In this day and age, we don’t think too much about lead based paint – or at least I don’t. If you are smart, you’ll always keep it in the back of your mind.
The other day I was playing outside with my 1-year-old daughter on our concrete stoop. The concrete is by no means pretty and the railing that is attached to it is just as ugly. The concrete is on the brink of crumbling and the black paint on the railing is peeling pretty fiercely. This project has been on our list of things to improve since we’ve moved into the house.
While I was playing with my daughter, she found that pulling the peeling paint away from the railing was fascinating, but to my horror, also decided that putting it in her mouth was just as fascinating. My mom brain went into overdrive and my first thought was “what if that is lead paint?!”
That “lead” me to get online and do my research. Many houses and apartments built before 1978 have paint that contains high levels of lead. The government banned lead-based paint from housing in 1978 and some states stopped it’s use even sooner.

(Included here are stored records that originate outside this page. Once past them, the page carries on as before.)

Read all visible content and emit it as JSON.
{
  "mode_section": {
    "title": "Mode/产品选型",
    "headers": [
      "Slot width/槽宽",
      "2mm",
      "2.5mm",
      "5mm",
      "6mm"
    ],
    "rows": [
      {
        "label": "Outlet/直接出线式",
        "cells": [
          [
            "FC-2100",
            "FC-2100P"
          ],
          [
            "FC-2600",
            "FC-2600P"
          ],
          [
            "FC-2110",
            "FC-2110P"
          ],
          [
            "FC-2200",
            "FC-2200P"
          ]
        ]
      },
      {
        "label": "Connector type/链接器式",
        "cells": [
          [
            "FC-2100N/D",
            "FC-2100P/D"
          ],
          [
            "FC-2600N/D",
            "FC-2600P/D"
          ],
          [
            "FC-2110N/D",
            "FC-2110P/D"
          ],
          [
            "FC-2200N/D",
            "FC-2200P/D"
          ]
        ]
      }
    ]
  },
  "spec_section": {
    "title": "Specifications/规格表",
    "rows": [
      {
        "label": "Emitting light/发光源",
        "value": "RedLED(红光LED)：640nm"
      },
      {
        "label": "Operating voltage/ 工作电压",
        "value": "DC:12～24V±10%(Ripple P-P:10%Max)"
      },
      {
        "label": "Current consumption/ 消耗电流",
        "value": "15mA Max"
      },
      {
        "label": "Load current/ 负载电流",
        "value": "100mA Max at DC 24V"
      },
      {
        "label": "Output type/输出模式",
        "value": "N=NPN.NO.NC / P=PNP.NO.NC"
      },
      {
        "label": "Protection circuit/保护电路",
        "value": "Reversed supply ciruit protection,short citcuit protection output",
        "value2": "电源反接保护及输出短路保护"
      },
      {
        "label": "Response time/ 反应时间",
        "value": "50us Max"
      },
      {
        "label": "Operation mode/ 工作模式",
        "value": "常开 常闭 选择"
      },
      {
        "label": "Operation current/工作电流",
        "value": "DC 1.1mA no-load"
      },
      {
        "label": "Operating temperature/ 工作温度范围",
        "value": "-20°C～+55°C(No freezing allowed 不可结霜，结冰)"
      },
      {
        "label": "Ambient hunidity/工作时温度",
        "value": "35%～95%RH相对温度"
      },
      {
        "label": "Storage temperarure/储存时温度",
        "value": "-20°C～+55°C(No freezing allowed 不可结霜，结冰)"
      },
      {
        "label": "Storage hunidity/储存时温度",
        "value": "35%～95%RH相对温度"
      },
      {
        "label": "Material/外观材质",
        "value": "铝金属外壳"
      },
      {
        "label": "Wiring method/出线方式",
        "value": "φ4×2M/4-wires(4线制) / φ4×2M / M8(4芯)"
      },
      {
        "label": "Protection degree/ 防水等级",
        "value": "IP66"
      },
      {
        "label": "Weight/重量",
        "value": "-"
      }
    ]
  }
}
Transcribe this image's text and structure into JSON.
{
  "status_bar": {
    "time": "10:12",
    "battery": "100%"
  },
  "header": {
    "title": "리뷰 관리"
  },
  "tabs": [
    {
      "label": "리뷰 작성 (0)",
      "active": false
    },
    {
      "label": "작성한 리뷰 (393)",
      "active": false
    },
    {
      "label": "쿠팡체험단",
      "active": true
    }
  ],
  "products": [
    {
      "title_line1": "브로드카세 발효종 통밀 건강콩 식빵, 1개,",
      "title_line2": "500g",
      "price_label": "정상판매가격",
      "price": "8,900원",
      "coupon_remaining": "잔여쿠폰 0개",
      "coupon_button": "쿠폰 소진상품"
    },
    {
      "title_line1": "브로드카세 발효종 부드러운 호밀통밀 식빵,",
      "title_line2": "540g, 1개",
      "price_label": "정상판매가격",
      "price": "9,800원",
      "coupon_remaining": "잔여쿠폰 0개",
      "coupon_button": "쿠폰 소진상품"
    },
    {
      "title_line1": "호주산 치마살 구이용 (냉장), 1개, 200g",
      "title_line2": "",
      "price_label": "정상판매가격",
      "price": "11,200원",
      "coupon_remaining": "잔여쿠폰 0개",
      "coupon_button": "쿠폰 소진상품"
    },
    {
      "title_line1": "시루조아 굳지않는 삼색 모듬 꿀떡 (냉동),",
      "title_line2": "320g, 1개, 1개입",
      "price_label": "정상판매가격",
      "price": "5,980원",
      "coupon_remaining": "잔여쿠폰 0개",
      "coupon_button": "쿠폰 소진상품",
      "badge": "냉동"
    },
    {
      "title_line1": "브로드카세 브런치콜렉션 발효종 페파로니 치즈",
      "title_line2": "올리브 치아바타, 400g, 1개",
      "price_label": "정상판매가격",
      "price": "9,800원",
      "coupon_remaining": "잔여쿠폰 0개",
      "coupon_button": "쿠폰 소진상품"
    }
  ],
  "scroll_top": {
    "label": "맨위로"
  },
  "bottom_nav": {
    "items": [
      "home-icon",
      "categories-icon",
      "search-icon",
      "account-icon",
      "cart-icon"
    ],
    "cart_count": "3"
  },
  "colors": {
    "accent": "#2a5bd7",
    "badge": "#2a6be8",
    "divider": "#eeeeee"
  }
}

While that reassured me about my railings, I started to wonder about other aspects of my home. The list of things that lead can effect was pretty astonishing. Who knew that it could actually be in your soil?

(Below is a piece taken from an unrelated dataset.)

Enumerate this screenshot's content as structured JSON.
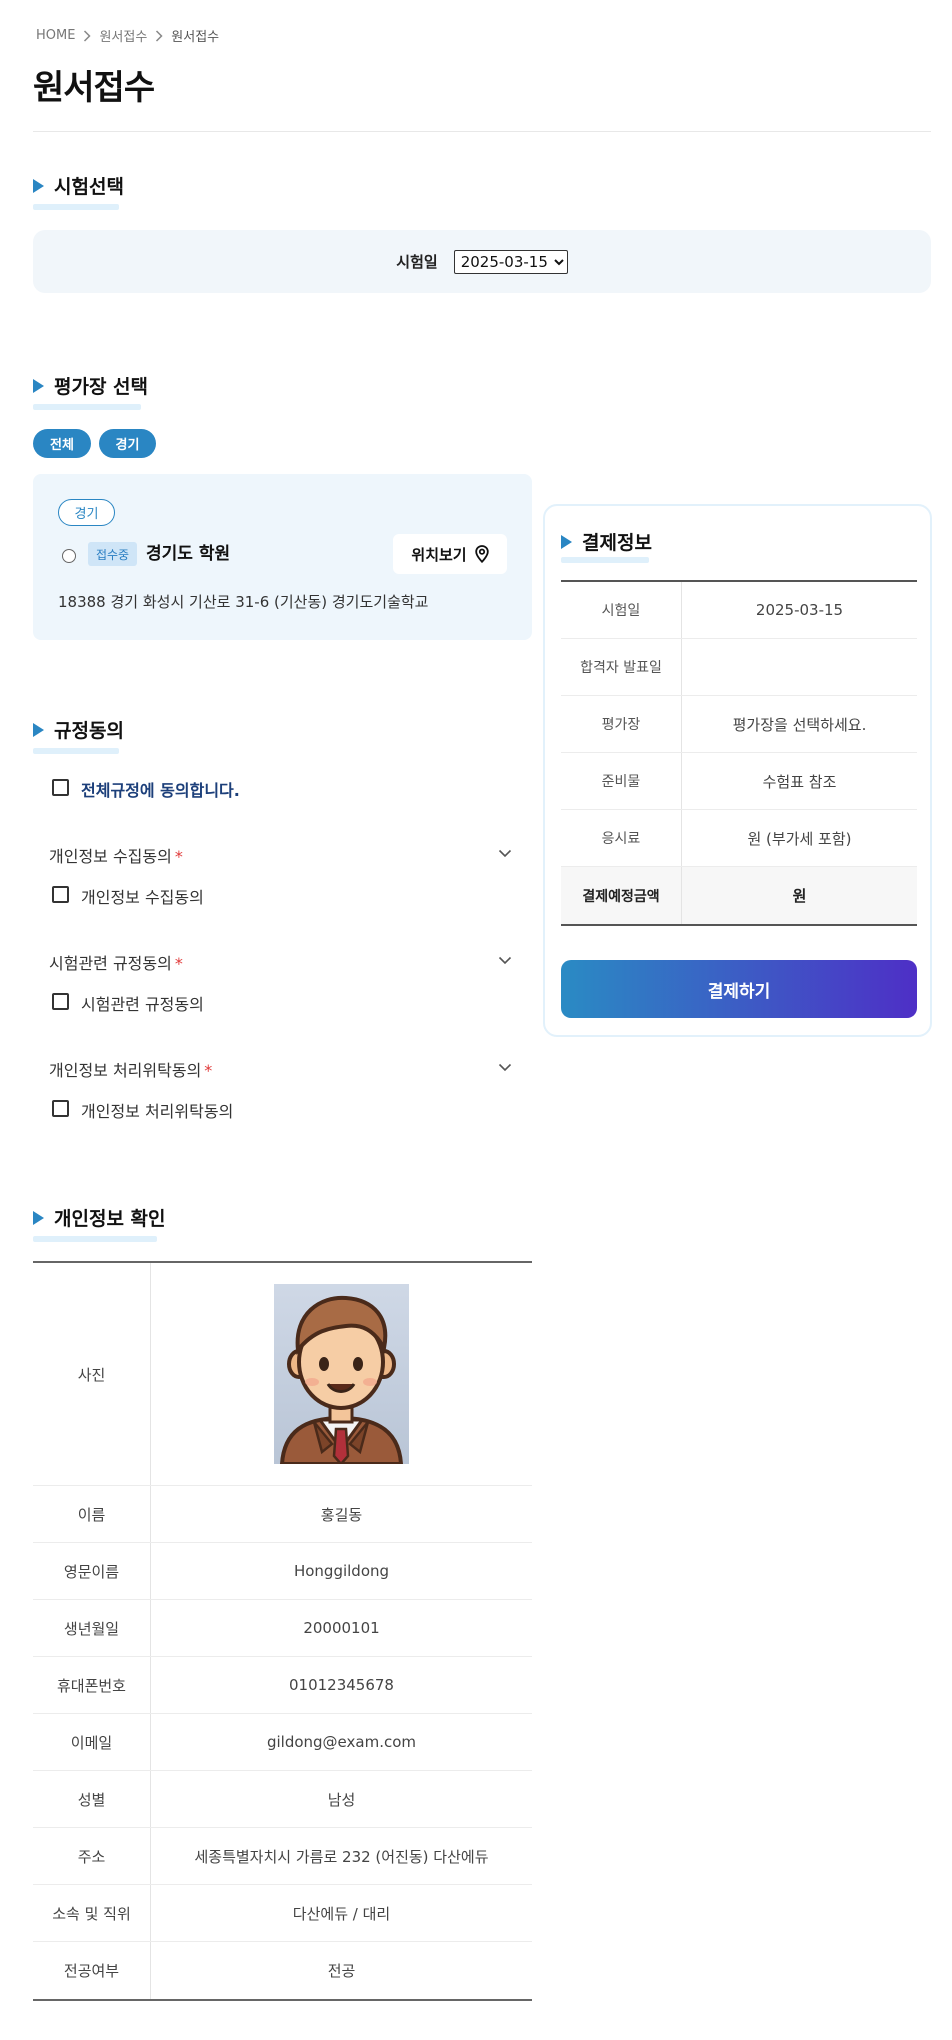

Some ways to keep an eye out for possible lead based paint objects is to actually get a home test kit. You need to make sure that these tests are administered correctly in order for the most accurate test results, but this can be a great first step in looking out for lead based paints. If you feel like the threat of lead is large, hire a trained and certified professional who will use a range of reliable methods when testing your home.
This is one aspect of protecting your home that you should always take seriously. It’s a danger to you and your family and can pose serious health risks. When in doubt, check it out.